• **What the exercise asks**:
Looking through the data below, work out how many lines have the word "Переключ". Reply with that number only.

[Interface dataset entries]
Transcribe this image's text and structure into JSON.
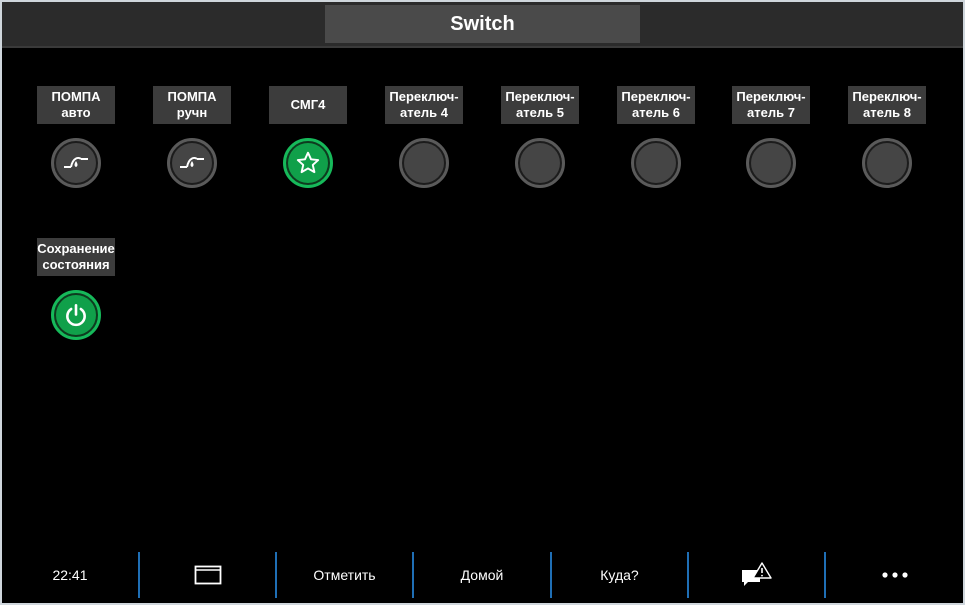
{
  "header": {
    "title": "Switch"
  },
  "switches": [
    {
      "label": "ПОМПА\nавто",
      "icon": "pump-icon",
      "active": false
    },
    {
      "label": "ПОМПА\nручн",
      "icon": "pump-icon",
      "active": false
    },
    {
      "label": "СМГ4",
      "icon": "star-icon",
      "active": true
    },
    {
      "label": "Переключ-\nатель 4",
      "icon": "none",
      "active": false
    },
    {
      "label": "Переключ-\nатель 5",
      "icon": "none",
      "active": false
    },
    {
      "label": "Переключ-\nатель 6",
      "icon": "none",
      "active": false
    },
    {
      "label": "Переключ-\nатель 7",
      "icon": "none",
      "active": false
    },
    {
      "label": "Переключ-\nатель 8",
      "icon": "none",
      "active": false
    },
    {
      "label": "Сохранение\nсостояния",
      "icon": "power-icon",
      "active": true
    }
  ],
  "bottom_bar": {
    "time": "22:41",
    "screen_icon": "display-icon",
    "mark_label": "Отметить",
    "home_label": "Домой",
    "where_label": "Куда?",
    "alerts_icon": "alert-chat-icon",
    "more_icon": "more-icon"
  },
  "colors": {
    "active_green": "#10a04a",
    "separator_blue": "#1f6fb5"
  }
}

• **Written response**:
5